WHAT THE TASK ASKS:
The result should be an exact copy of every record, with no pictures kept.

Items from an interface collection
◇ ◇ ◇ ◇ ◇ ◇ ◇
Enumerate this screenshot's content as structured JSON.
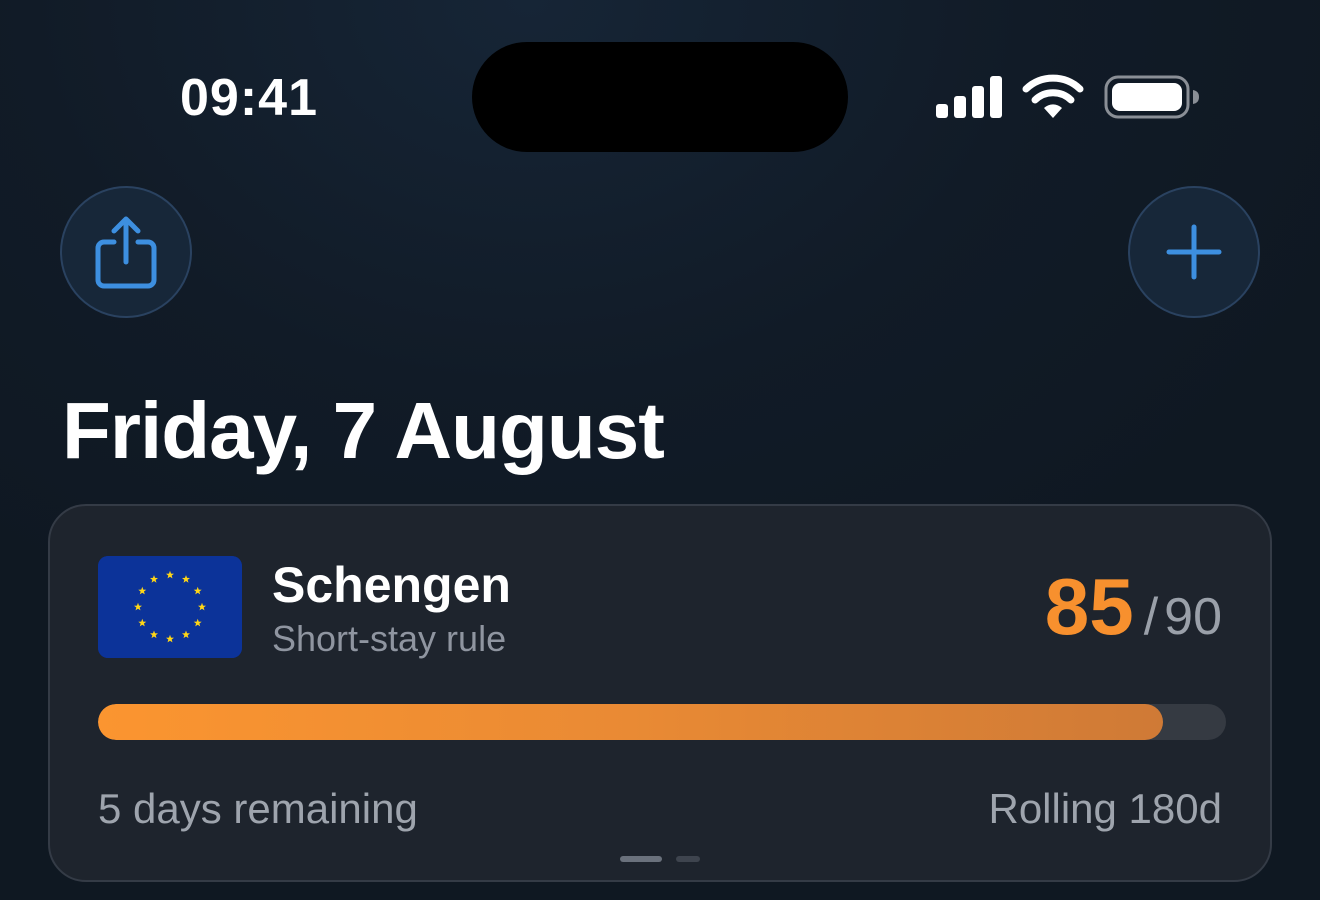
{
  "status_bar": {
    "time": "09:41",
    "icons": [
      "cellular-signal-icon",
      "wifi-icon",
      "battery-icon"
    ]
  },
  "toolbar": {
    "share_icon": "share-icon",
    "add_icon": "plus-icon"
  },
  "header": {
    "date_title": "Friday, 7 August"
  },
  "card": {
    "flag": "eu-flag-icon",
    "title": "Schengen",
    "subtitle": "Short-stay rule",
    "days_used": "85",
    "separator": "/",
    "days_max": "90",
    "progress_fraction": 0.944,
    "remaining_label": "5 days remaining",
    "window_label": "Rolling 180d",
    "page_indicator": {
      "total": 2,
      "active": 1
    }
  },
  "colors": {
    "accent_orange": "#f7902e",
    "accent_blue": "#3d8fe0",
    "card_bg": "#1e242d",
    "eu_blue": "#0c3399",
    "eu_yellow": "#ffd617"
  }
}
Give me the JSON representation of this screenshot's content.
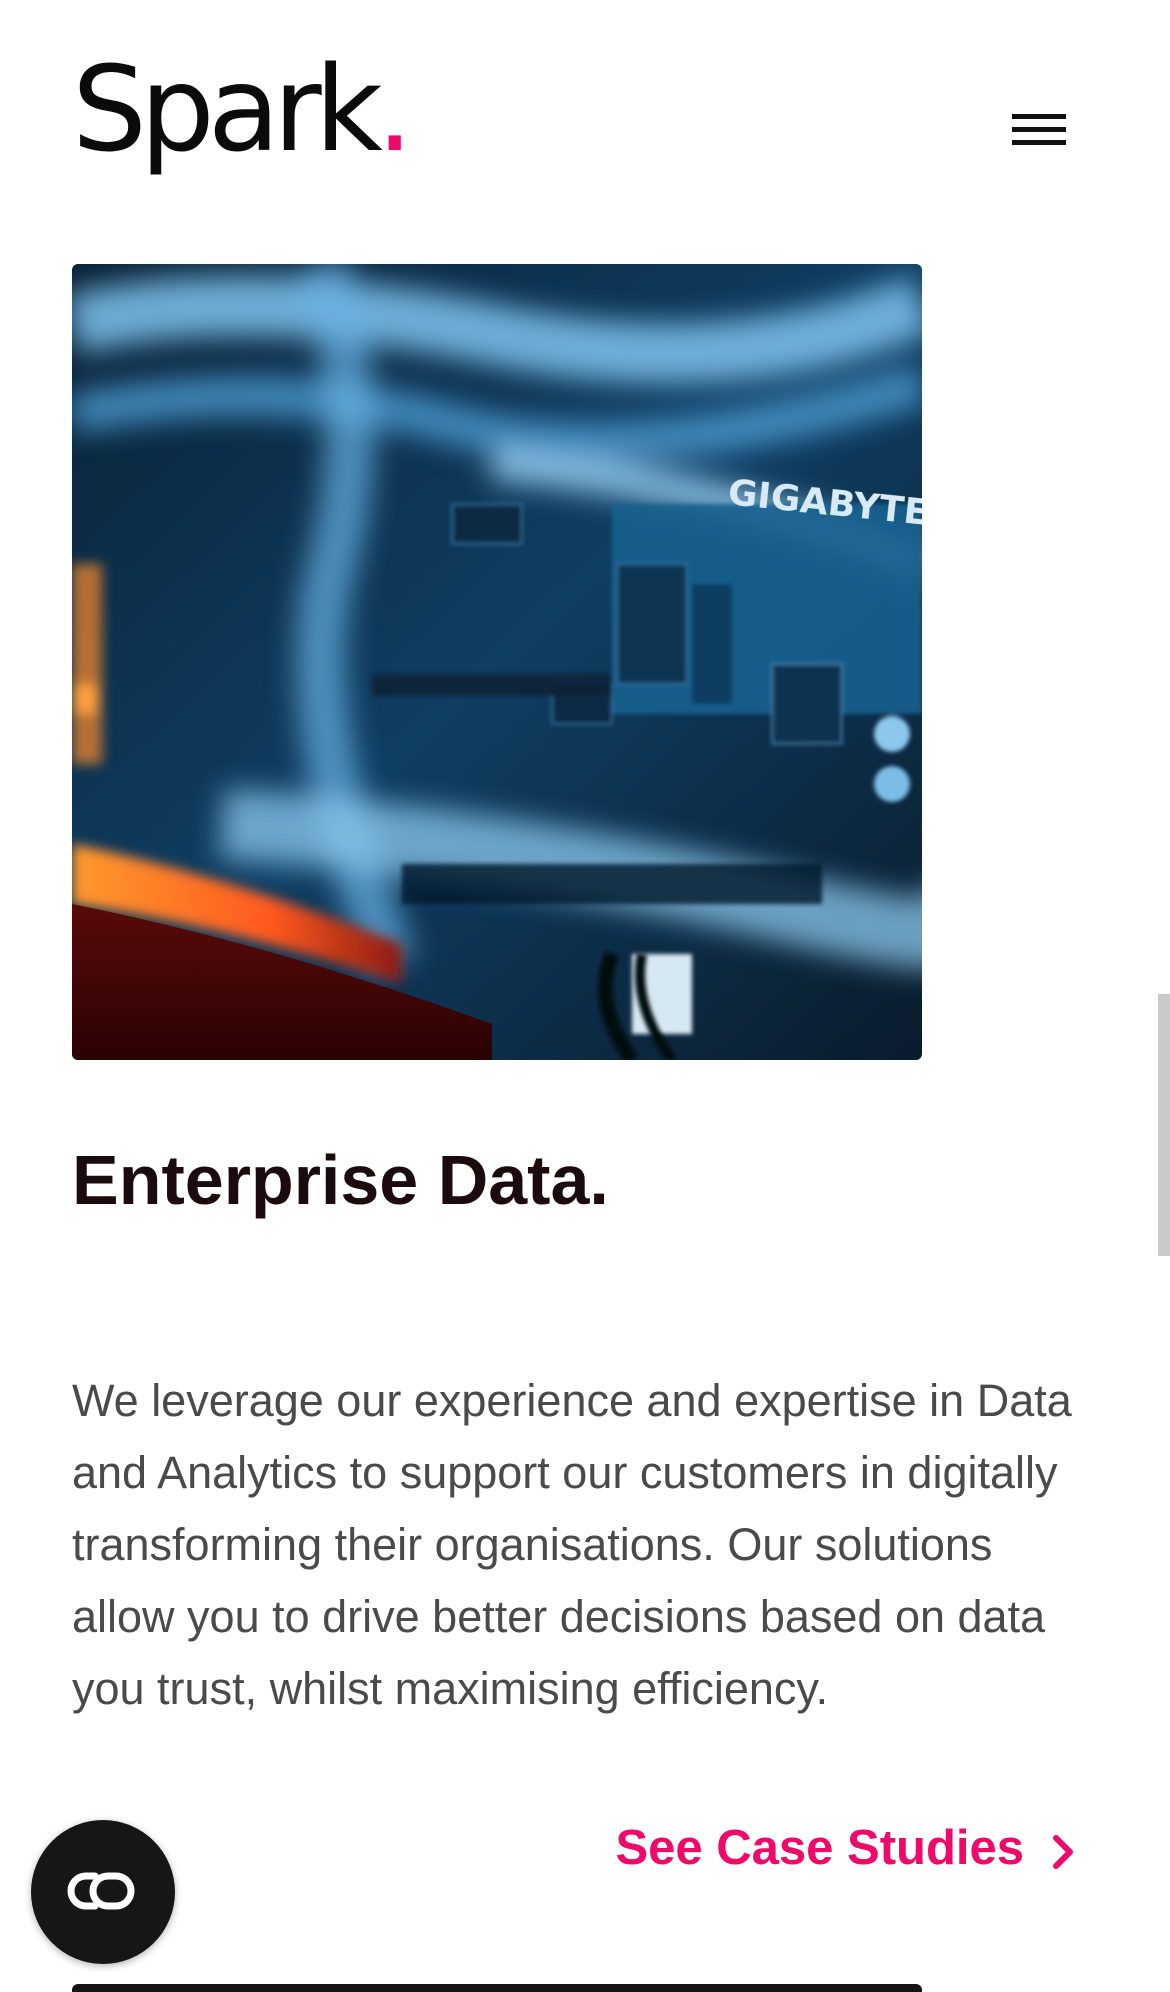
{
  "header": {
    "logo_text": "Spark",
    "logo_dot": ".",
    "menu_icon": "hamburger-menu-icon"
  },
  "hero": {
    "image_caption": "GIGABYTE",
    "image_subject": "close-up of motherboard with blue and orange lighting"
  },
  "section": {
    "title": "Enterprise Data.",
    "body": "We leverage our experience and expertise in Data and Analytics to support our customers in digitally transforming their organisations. Our solutions allow you to drive better decisions based on data you trust, whilst maximising efficiency.",
    "link_label": "See Case Studies",
    "link_icon": "chevron-right-icon"
  },
  "accessibility": {
    "icon": "accessibility-toggle-icon"
  },
  "colors": {
    "accent": "#ef0a6a",
    "heading": "#1b0a0e",
    "body_text": "#4a4a4a"
  }
}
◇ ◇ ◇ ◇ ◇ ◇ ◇
EXERCISE OUTPUT:
Enumerate this screenshot's content as structured JSON.
{
  "status_bar": {
    "time": "09:41",
    "icons": [
      "cellular-signal-icon",
      "wifi-icon",
      "battery-icon"
    ]
  },
  "toolbar": {
    "share_icon": "share-icon",
    "add_icon": "plus-icon"
  },
  "header": {
    "date_title": "Friday, 7 August"
  },
  "card": {
    "flag": "eu-flag-icon",
    "title": "Schengen",
    "subtitle": "Short-stay rule",
    "days_used": "85",
    "separator": "/",
    "days_max": "90",
    "progress_fraction": 0.944,
    "remaining_label": "5 days remaining",
    "window_label": "Rolling 180d",
    "page_indicator": {
      "total": 2,
      "active": 1
    }
  },
  "colors": {
    "accent_orange": "#f7902e",
    "accent_blue": "#3d8fe0",
    "card_bg": "#1e242d",
    "eu_blue": "#0c3399",
    "eu_yellow": "#ffd617"
  }
}
Give me the JSON representation of this screenshot's content.
{
  "header": {
    "logo_text": "Spark",
    "logo_dot": ".",
    "menu_icon": "hamburger-menu-icon"
  },
  "hero": {
    "image_caption": "GIGABYTE",
    "image_subject": "close-up of motherboard with blue and orange lighting"
  },
  "section": {
    "title": "Enterprise Data.",
    "body": "We leverage our experience and expertise in Data and Analytics to support our customers in digitally transforming their organisations. Our solutions allow you to drive better decisions based on data you trust, whilst maximising efficiency.",
    "link_label": "See Case Studies",
    "link_icon": "chevron-right-icon"
  },
  "accessibility": {
    "icon": "accessibility-toggle-icon"
  },
  "colors": {
    "accent": "#ef0a6a",
    "heading": "#1b0a0e",
    "body_text": "#4a4a4a"
  }
}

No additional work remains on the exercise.